“Tiny Tina’s Wonderlands has an exciting story and great script paired with stellar voice acting.”
As a Stabbomancer, I can switch between the Ghost Blade and—after level 7— the Shadows abilities freely, but every point I put into my skill tree after that affects both skills. The earlier points mainly impact damage and duration of weapons and status effects, so you’re pretty safe to pour into whatever you want here. Once you reach the bottom half of your Skill Tree, you will need to be a bit pickier. In my case, I needed to decide if I wanted to focus more on stealth and mobility, with things like Evasion and Melee Crit Damage, or pure power, like Fire Rate and Spell Damage.

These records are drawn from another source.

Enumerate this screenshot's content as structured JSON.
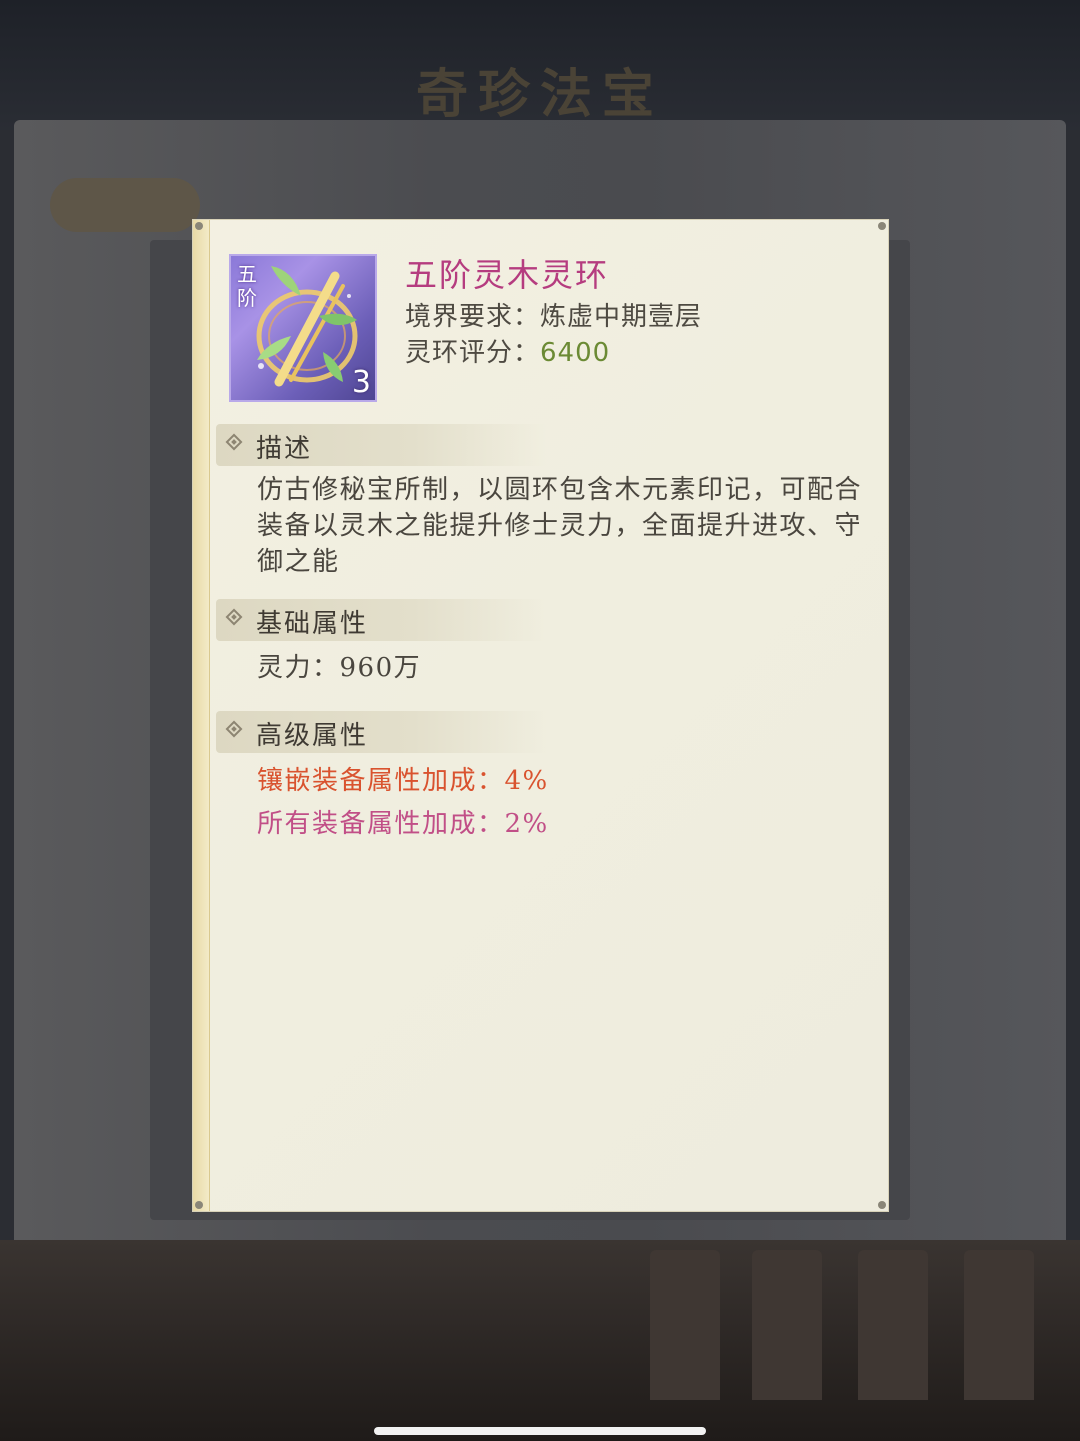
{
  "background": {
    "title": "奇珍法宝"
  },
  "item": {
    "icon": {
      "tier_badge": "五阶",
      "count": "3",
      "icon_name": "jade-bamboo-ring-icon"
    },
    "name": "五阶灵木灵环",
    "requirement_label": "境界要求：",
    "requirement_value": "炼虚中期壹层",
    "score_label": "灵环评分：",
    "score_value": "6400"
  },
  "sections": {
    "description": {
      "title": "描述",
      "text": "仿古修秘宝所制，以圆环包含木元素印记，可配合装备以灵木之能提升修士灵力，全面提升进攻、守御之能"
    },
    "basic": {
      "title": "基础属性",
      "lines": [
        "灵力：960万"
      ]
    },
    "advanced": {
      "title": "高级属性",
      "lines": [
        "镶嵌装备属性加成：4%",
        "所有装备属性加成：2%"
      ]
    }
  },
  "colors": {
    "item_name": "#b53c7f",
    "score": "#6b8a34",
    "advanced_1": "#d9532f",
    "advanced_2": "#c14f87"
  }
}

Gameplay in Tiny Tina’s Wonderlands is fast, skeletons—even badass ones—and assassins come at you quick, from every angle. This is where I can see the multiplayer aspect of the game coming in handy, with someone to watch your back at all times. You can play with up to three other players, though I wasn’t able to test this too thoroughly, as it was a test server with a limited number of players and my online connection was constantly disconnecting during testing. I suspect this will improve when the game goes live.
“Completing the tutorial puts you directly into the tabletop game, The Overworld, where you take on your own figure, moving around a map full of bottle caps and Cheetos. Stereotypical? Yes. Funny? Also, yes.”

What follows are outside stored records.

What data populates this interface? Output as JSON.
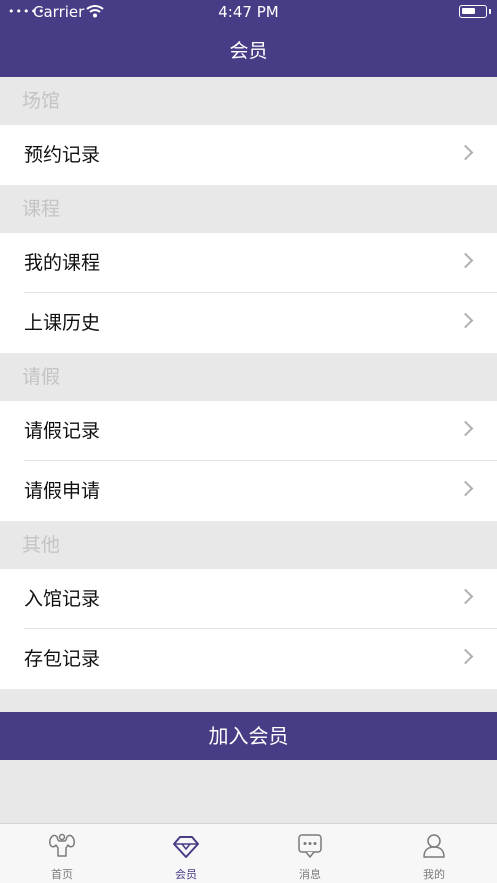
{
  "status_bar": {
    "carrier": "Carrier",
    "time": "4:47 PM"
  },
  "nav": {
    "title": "会员"
  },
  "sections": [
    {
      "header": "场馆",
      "rows": [
        "预约记录"
      ]
    },
    {
      "header": "课程",
      "rows": [
        "我的课程",
        "上课历史"
      ]
    },
    {
      "header": "请假",
      "rows": [
        "请假记录",
        "请假申请"
      ]
    },
    {
      "header": "其他",
      "rows": [
        "入馆记录",
        "存包记录"
      ]
    }
  ],
  "join_button": "加入会员",
  "tabbar": {
    "items": [
      {
        "label": "首页",
        "icon": "muscle-icon"
      },
      {
        "label": "会员",
        "icon": "diamond-icon",
        "active": true
      },
      {
        "label": "消息",
        "icon": "message-icon"
      },
      {
        "label": "我的",
        "icon": "person-icon"
      }
    ]
  },
  "colors": {
    "brand": "#473c86",
    "background": "#e8e8e8"
  }
}
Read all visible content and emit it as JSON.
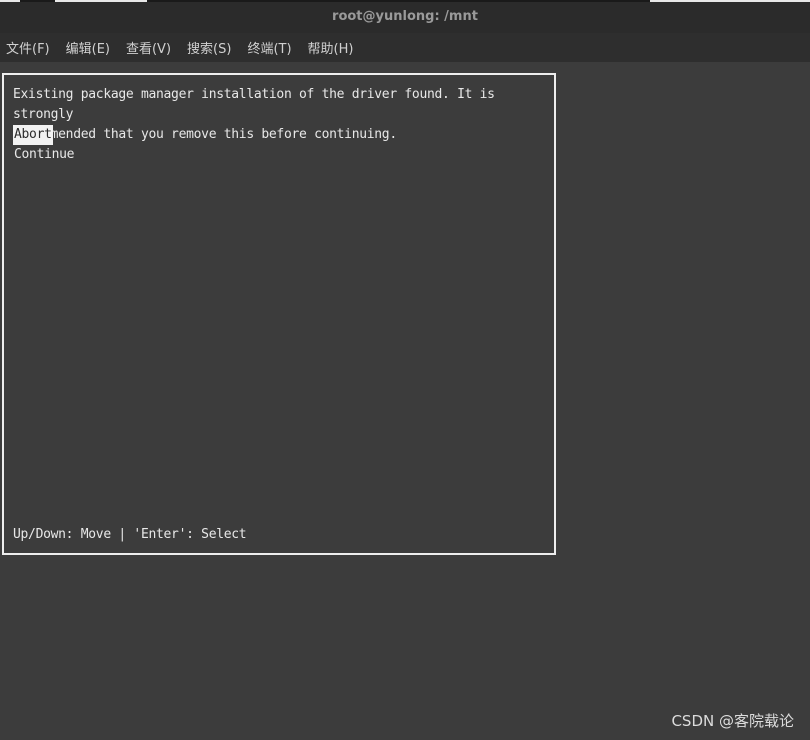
{
  "window": {
    "title": "root@yunlong: /mnt"
  },
  "menubar": {
    "items": [
      {
        "label": "文件(F)"
      },
      {
        "label": "编辑(E)"
      },
      {
        "label": "查看(V)"
      },
      {
        "label": "搜索(S)"
      },
      {
        "label": "终端(T)"
      },
      {
        "label": "帮助(H)"
      }
    ]
  },
  "dialog": {
    "message": "Existing package manager installation of the driver found. It is strongly\nrecommended that you remove this before continuing.",
    "options": [
      {
        "label": "Abort",
        "selected": true
      },
      {
        "label": "Continue",
        "selected": false
      }
    ],
    "footer": "Up/Down: Move | 'Enter': Select"
  },
  "watermark": "CSDN @客院载论"
}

My biggest issue with Tiny Tina’s Wonderlands is the unskippable tutorial level. It’s a decent amount of play time from character creation to completion, over 30 minutes, and though it gets you used to your skills, the gameplay is the same for each character. I prefer console gaming to PC, so I’d love to switch over to playing on the Xbox Series X, but rebuilding and replaying the tutorial over and over is a pretty tedious task.
Completing the tutorial puts you directly into the tabletop game, The Overworld, where you take on your own figure, moving around a map full of bottle caps and Cheetos. Stereotypical? Yes. Funny? Also, yes. From here, you can move from area to area, including dungeons and random encounters. There is even loot and collectibles here too. After you complete the story, you’re free head back and explore. When you do, don’t forget to check out the Chaos Chamber, a dungeon that randomizes with every run, keeping combat fresh for endgame content.

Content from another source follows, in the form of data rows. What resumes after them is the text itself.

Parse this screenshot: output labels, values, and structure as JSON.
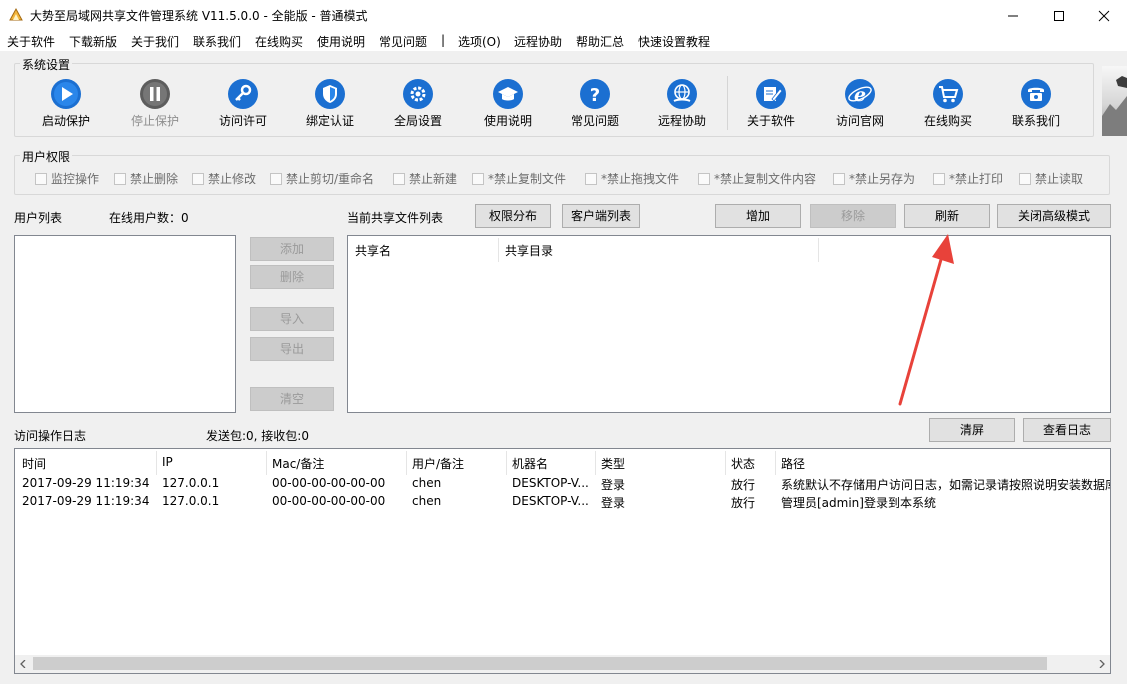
{
  "window": {
    "title": "大势至局域网共享文件管理系统 V11.5.0.0 - 全能版 - 普通模式"
  },
  "menu": {
    "items": [
      "关于软件",
      "下载新版",
      "关于我们",
      "联系我们",
      "在线购买",
      "使用说明",
      "常见问题",
      "|",
      "选项(O)",
      "远程协助",
      "帮助汇总",
      "快速设置教程"
    ]
  },
  "system_settings": {
    "title": "系统设置",
    "buttons": [
      {
        "label": "启动保护",
        "icon": "play-icon",
        "enabled": true
      },
      {
        "label": "停止保护",
        "icon": "pause-icon",
        "enabled": false
      },
      {
        "label": "访问许可",
        "icon": "key-icon",
        "enabled": true
      },
      {
        "label": "绑定认证",
        "icon": "shield-icon",
        "enabled": true
      },
      {
        "label": "全局设置",
        "icon": "gear-icon",
        "enabled": true
      },
      {
        "label": "使用说明",
        "icon": "graduation-cap-icon",
        "enabled": true
      },
      {
        "label": "常见问题",
        "icon": "question-icon",
        "enabled": true
      },
      {
        "label": "远程协助",
        "icon": "globe-hand-icon",
        "enabled": true
      },
      {
        "label": "关于软件",
        "icon": "edit-icon",
        "enabled": true
      },
      {
        "label": "访问官网",
        "icon": "ie-icon",
        "enabled": true
      },
      {
        "label": "在线购买",
        "icon": "cart-icon",
        "enabled": true
      },
      {
        "label": "联系我们",
        "icon": "phone-icon",
        "enabled": true
      }
    ]
  },
  "user_permissions": {
    "title": "用户权限",
    "items": [
      "监控操作",
      "禁止删除",
      "禁止修改",
      "禁止剪切/重命名",
      "禁止新建",
      "*禁止复制文件",
      "*禁止拖拽文件",
      "*禁止复制文件内容",
      "*禁止另存为",
      "*禁止打印",
      "禁止读取"
    ]
  },
  "user_list": {
    "title": "用户列表",
    "online_label": "在线用户数：0",
    "buttons": {
      "add": "添加",
      "delete": "删除",
      "import": "导入",
      "export": "导出",
      "clear": "清空"
    }
  },
  "share_list": {
    "title": "当前共享文件列表",
    "permission_btn": "权限分布",
    "client_btn": "客户端列表",
    "add_btn": "增加",
    "remove_btn": "移除",
    "refresh_btn": "刷新",
    "close_advanced_btn": "关闭高级模式",
    "columns": [
      "共享名",
      "共享目录"
    ]
  },
  "access_log": {
    "title": "访问操作日志",
    "packets": "发送包:0, 接收包:0",
    "clear_btn": "清屏",
    "view_btn": "查看日志",
    "columns": [
      "时间",
      "IP",
      "Mac/备注",
      "用户/备注",
      "机器名",
      "类型",
      "状态",
      "路径"
    ],
    "rows": [
      [
        "2017-09-29 11:19:34",
        "127.0.0.1",
        "00-00-00-00-00-00",
        "chen",
        "DESKTOP-V...",
        "登录",
        "放行",
        "系统默认不存储用户访问日志，如需记录请按照说明安装数据库"
      ],
      [
        "2017-09-29 11:19:34",
        "127.0.0.1",
        "00-00-00-00-00-00",
        "chen",
        "DESKTOP-V...",
        "登录",
        "放行",
        "管理员[admin]登录到本系统"
      ]
    ]
  },
  "colors": {
    "icon_blue": "#1b6fd1",
    "icon_gray": "#6b6b6b",
    "annotation_red": "#e8423a"
  }
}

Once you’ve gotten the hang of things, there is plenty to loot and collect in each area. If you are a looter, Tiny Tina’s Wonderlands was built for you. There are chests, safes, and boxes everywhere with ample gold and ammo. There are also plenty of things to hunt down, like Rune Puzzles for loot, or Lucky Dice in each area. Stockpiling loot became a habit and my bags were constantly full until I unlocked the storage and Lost Loot.
“If you are a looter, Tiny Tina’s Wonderlands was built for you.”
I highly recommend favouriting the gear you’re wearing or want to save, as I often sold mine by mistake. There is a buyback feature, but it is limited. Lost Loot collects anything you didn’t pick up on the battlefield. Gearbox Software and 2K Games really cater to gatherers here, and I love it.
Combat in the game comes down to ranged, melee, magic and special abilities. It is pretty on par for action-adventure games. There are so many weapons to choose from that I found myself switching out my items often just to try something new, I rarely grabbed the same thing twice. Most of the ranged weapons can change how they shoot, like semi-auto to burst. This was a great addition, making the game functional for so many playstyles.
Overall, the game is very linear, but includes plenty of exploration within its boundaries. Tiny Tina’s Wonderlands has an exciting story and great script paired with stellar voice acting. Without that, the game likely wouldn’t have drawn me in as much as it did. I find myself wanting to play whenever I have a free moment, and even despite the tutorial, I cannot wait for the Xbox Series X version.